Even in darkest places, there are those who keep a light shining

Thinking Anew: The horrors of the Hamas assault on Israel, and now of the bombing of Gaza, should not blind us to hope

In responding to the Japanese attack on Pearl Harbor in 1941, President Franklin D. Roosevelt began his speech to the US Congress with these words: “Yesterday, December 7, 1941 – a date which will live in infamy…” Today, Remembrance Day, takes us back to those war years, a time to reflect on the price others pay when we fail to learn the lessons of history.

October 7th, 2023 – another day “which will live in infamy” – was when Hamas launched a savage attack on Israeli civilians. No cause could ever justify the atrocities that characterised this brutal assault by Hamas on men, women, and children. It was pure evil. Of equal concern must be the consequences for Gaza and its suffering people, especially the children. There is pressure on all of us to take sides and name the ‘baddies’ – Israeli, Palestinian and so on. This can lead to one-sided sympathies that cause more hurt by failing to recognise that within each community there are innocent as well as guilty, peacemakers as well as peace-breakers.

This conflict has deep roots in history, going back to the end of the second World War when the horrors of the Nazi Holocaust became more widely known. This gave new life to an earlier idea that the Jewish people needed a secure homeland, which for them meant the Promised Land of the Bible. (Tomorrow’s Old Testament reading reminds us that the people of Israel did not always occupy the Holy Land – King David only captured Jerusalem in around 1000 BC – and possession was conditional, as the Old Testament prophets regularly made clear.)

The birth of Israel in May 1948 led to the displacement of hundreds of thousands of the Arab population, who were driven from their lands. These dispossessed people, thousands of them still in refugee camps, have long felt abandoned and therein lies the problem. But as Leo Tolstoy pointed out, war is not the answer: “A good portion of the evils that afflict mankind is due to the erroneous belief that life can be made secure by violence.”


In Israel and Gaza today there are many, including Jews and Arabs, not often heard about (bombs and rockets make more noise) but who, against all the odds, are keeping light shining in the darkest of places

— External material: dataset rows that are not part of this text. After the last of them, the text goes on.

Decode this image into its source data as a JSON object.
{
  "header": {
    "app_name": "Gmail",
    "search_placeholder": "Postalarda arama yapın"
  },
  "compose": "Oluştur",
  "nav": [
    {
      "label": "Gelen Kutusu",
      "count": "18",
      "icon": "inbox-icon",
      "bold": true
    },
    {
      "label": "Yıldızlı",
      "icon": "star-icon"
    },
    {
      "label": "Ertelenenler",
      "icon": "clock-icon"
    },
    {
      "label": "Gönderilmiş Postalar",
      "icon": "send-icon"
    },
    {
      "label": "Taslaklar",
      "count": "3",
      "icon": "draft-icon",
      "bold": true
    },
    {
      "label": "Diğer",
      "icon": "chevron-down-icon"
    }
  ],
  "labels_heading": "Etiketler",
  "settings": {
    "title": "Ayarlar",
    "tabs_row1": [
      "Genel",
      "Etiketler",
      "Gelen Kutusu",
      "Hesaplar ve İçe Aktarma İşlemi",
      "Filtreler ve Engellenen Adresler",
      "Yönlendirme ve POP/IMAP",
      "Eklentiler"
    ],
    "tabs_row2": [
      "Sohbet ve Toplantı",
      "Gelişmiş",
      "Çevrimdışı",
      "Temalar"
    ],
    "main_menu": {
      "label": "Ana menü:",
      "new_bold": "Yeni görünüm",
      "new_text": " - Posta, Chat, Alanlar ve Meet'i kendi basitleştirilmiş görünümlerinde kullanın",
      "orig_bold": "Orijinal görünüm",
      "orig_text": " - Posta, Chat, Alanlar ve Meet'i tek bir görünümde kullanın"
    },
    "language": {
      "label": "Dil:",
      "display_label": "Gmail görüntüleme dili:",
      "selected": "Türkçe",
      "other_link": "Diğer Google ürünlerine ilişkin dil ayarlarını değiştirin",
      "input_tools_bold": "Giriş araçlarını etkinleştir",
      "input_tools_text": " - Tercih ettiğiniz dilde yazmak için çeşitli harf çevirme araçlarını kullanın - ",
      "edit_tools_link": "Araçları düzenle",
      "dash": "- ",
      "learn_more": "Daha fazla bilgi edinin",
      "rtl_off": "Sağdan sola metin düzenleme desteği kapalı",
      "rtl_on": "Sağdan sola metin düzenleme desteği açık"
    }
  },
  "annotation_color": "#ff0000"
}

In those same lands Jesus grieved because people did not recognise “the things that belonged to their peace.” He knew that the world would reject his message of peace and justice – the cross is the proof of that – which is why judgment and accountability are important themes in the biblical narrative. But he urged his followers never to give up shining light even in the darkest of places, a point illustrated in tomorrow’s gospel. In Israel and Gaza today there are many, including Jews and Arabs, not often heard about (bombs and rockets make more noise) but who, against all the odds, are keeping light shining in the darkest of places.

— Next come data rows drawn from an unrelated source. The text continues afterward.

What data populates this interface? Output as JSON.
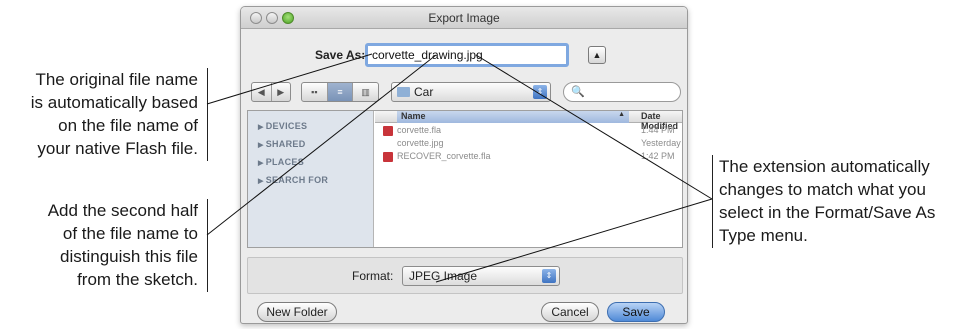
{
  "dialog": {
    "title": "Export Image",
    "save_as_label": "Save As:",
    "save_as_value": "corvette_drawing.jpg",
    "expand_button": "▲",
    "toolbar": {
      "nav": [
        "◀",
        "▶"
      ],
      "view_modes": [
        "▪▪",
        "≡",
        "▥"
      ],
      "location": "Car",
      "search_icon": "🔍"
    },
    "sidebar": [
      "DEVICES",
      "SHARED",
      "PLACES",
      "SEARCH FOR"
    ],
    "columns": {
      "name": "Name",
      "date": "Date Modified"
    },
    "files": [
      {
        "name": "corvette.fla",
        "date": "1:44 PM",
        "icon": "flash-file-icon"
      },
      {
        "name": "corvette.jpg",
        "date": "Yesterday",
        "icon": "image-file-icon"
      },
      {
        "name": "RECOVER_corvette.fla",
        "date": "1:42 PM",
        "icon": "flash-file-icon"
      }
    ],
    "format_label": "Format:",
    "format_value": "JPEG Image",
    "buttons": {
      "new_folder": "New Folder",
      "cancel": "Cancel",
      "save": "Save"
    }
  },
  "callouts": {
    "original_name": [
      "The original file name",
      "is automatically based",
      "on the file name of",
      "your native Flash file."
    ],
    "second_half": [
      "Add the second half",
      "of the file name to",
      "distinguish this file",
      "from the sketch."
    ],
    "extension": [
      "The extension automatically",
      "changes to match what you",
      "select in the Format/Save As",
      "Type menu."
    ]
  }
}
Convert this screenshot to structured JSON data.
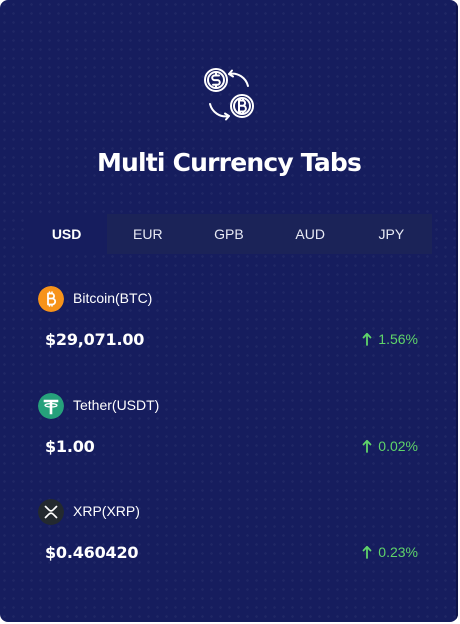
{
  "widget": {
    "title": "Multi Currency Tabs",
    "logo_icon": "currency-exchange-icon",
    "accent_color": "#5fd46a",
    "background_color": "#161d5e"
  },
  "tabs": [
    {
      "label": "USD",
      "active": true
    },
    {
      "label": "EUR",
      "active": false
    },
    {
      "label": "GPB",
      "active": false
    },
    {
      "label": "AUD",
      "active": false
    },
    {
      "label": "JPY",
      "active": false
    }
  ],
  "coins": [
    {
      "name": "Bitcoin(BTC)",
      "price": "$29,071.00",
      "change": "1.56%",
      "icon": "bitcoin-icon",
      "color": "#f7931a"
    },
    {
      "name": "Tether(USDT)",
      "price": "$1.00",
      "change": "0.02%",
      "icon": "tether-icon",
      "color": "#26a17b"
    },
    {
      "name": "XRP(XRP)",
      "price": "$0.460420",
      "change": "0.23%",
      "icon": "xrp-icon",
      "color": "#23292f"
    }
  ]
}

Consider the al-Ahli Hospital in Gaza City, for example, a Christian foundation sponsored by the Anglican Diocese of Jerusalem with the support of other churches of the Anglican Communion including the Church of Ireland. It was in the news recently when a rocket struck its grounds, killing and injuring hundreds of people seeking shelter. The hospital’s Diagnostic Cancer Treatment Centre had also been damaged by rockets, causing four hospital staff members to be injured and severely damaging two of its upper floors. There is a sad irony in the fact that this happened on a day of fasting and prayer for peace in the Holy Land, called for by Pope Francis, the Anglican Communion and other Christian denominations. The hospital has been there since 1882, a light shining in the darkness.

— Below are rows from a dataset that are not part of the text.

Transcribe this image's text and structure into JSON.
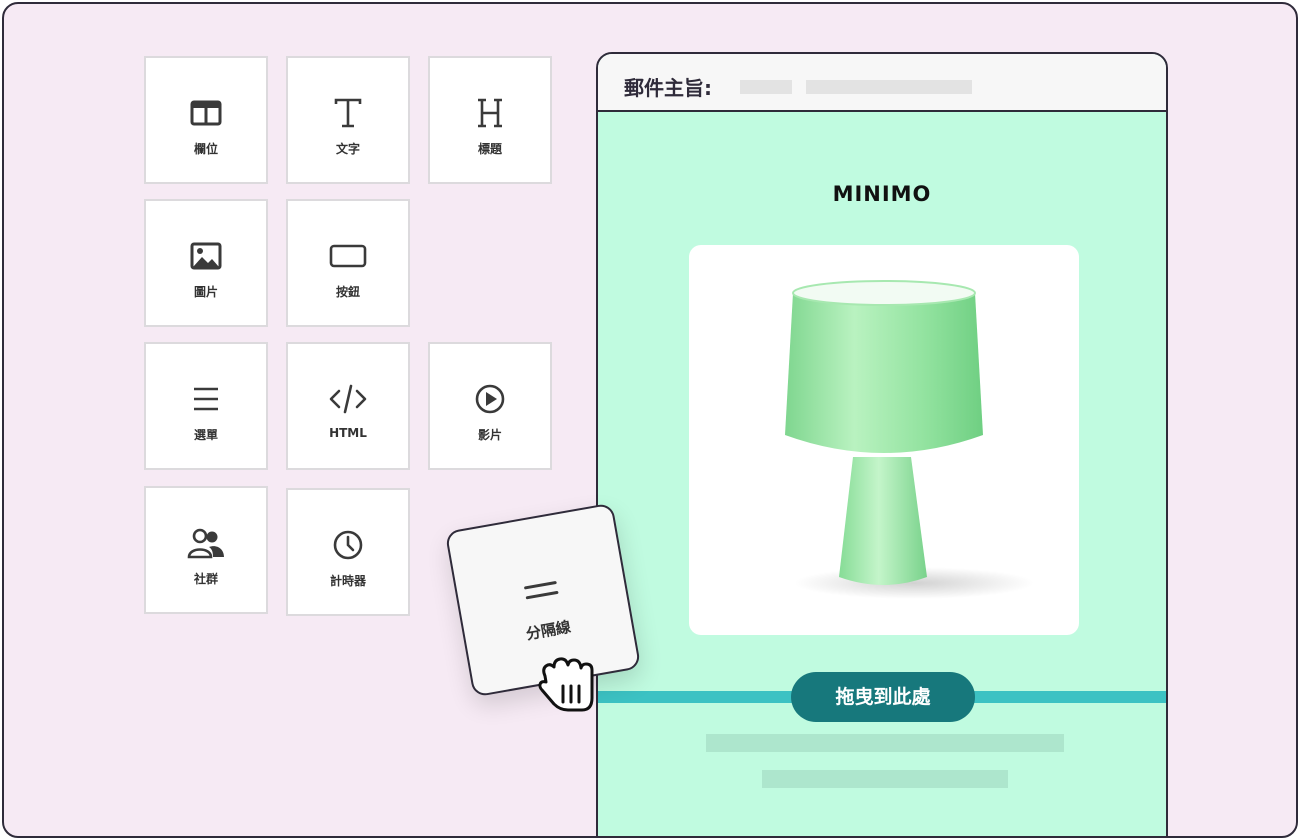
{
  "palette": [
    {
      "key": "columns",
      "label": "欄位",
      "icon": "columns-icon"
    },
    {
      "key": "text",
      "label": "文字",
      "icon": "text-icon"
    },
    {
      "key": "heading",
      "label": "標題",
      "icon": "heading-icon"
    },
    {
      "key": "image",
      "label": "圖片",
      "icon": "image-icon"
    },
    {
      "key": "button",
      "label": "按鈕",
      "icon": "button-icon"
    },
    {
      "key": "menu",
      "label": "選單",
      "icon": "menu-icon"
    },
    {
      "key": "html",
      "label": "HTML",
      "icon": "code-icon"
    },
    {
      "key": "video",
      "label": "影片",
      "icon": "play-icon"
    },
    {
      "key": "social",
      "label": "社群",
      "icon": "users-icon"
    },
    {
      "key": "timer",
      "label": "計時器",
      "icon": "clock-icon"
    }
  ],
  "dragged_block": {
    "label": "分隔線",
    "icon": "divider-icon"
  },
  "email": {
    "subject_label": "郵件主旨:",
    "brand": "MINIMO",
    "drop_hint": "拖曳到此處"
  },
  "colors": {
    "background": "#f6eaf4",
    "email_bg": "#c0fbe0",
    "drop_line": "#3cc2c3",
    "drop_button": "#17787c",
    "lamp": "#9ee6a6"
  }
}
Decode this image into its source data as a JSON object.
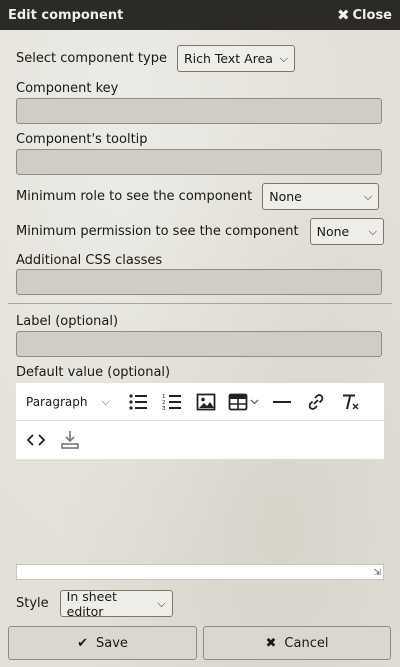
{
  "dialog": {
    "title": "Edit component",
    "close_label": "Close"
  },
  "type": {
    "label": "Select component type",
    "value": "Rich Text Area"
  },
  "key": {
    "label": "Component key",
    "value": ""
  },
  "tooltip": {
    "label": "Component's tooltip",
    "value": ""
  },
  "min_role": {
    "label": "Minimum role to see the component",
    "value": "None"
  },
  "min_perm": {
    "label": "Minimum permission to see the component",
    "value": "None"
  },
  "css": {
    "label": "Additional CSS classes",
    "value": ""
  },
  "label_field": {
    "label": "Label (optional)",
    "value": ""
  },
  "default_value": {
    "label": "Default value (optional)",
    "block_format": "Paragraph"
  },
  "toolbar_icons": [
    "bullet-list-icon",
    "numbered-list-icon",
    "image-icon",
    "table-icon",
    "horizontal-rule-icon",
    "link-icon",
    "clear-format-icon",
    "source-code-icon",
    "download-icon"
  ],
  "style": {
    "label": "Style",
    "value": "In sheet editor"
  },
  "buttons": {
    "save": "Save",
    "cancel": "Cancel"
  }
}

It is said that the 19th-century American Congregational minister the Rev. Robert Alden was one of the people upon whom Laura Ingalls Wilder based a character in the Little House on the Prairie series. He lived and worked through the difficult years of the American Civil War and said of those tragic times: “There is not enough darkness in all the world to put out the light of even one small candle.”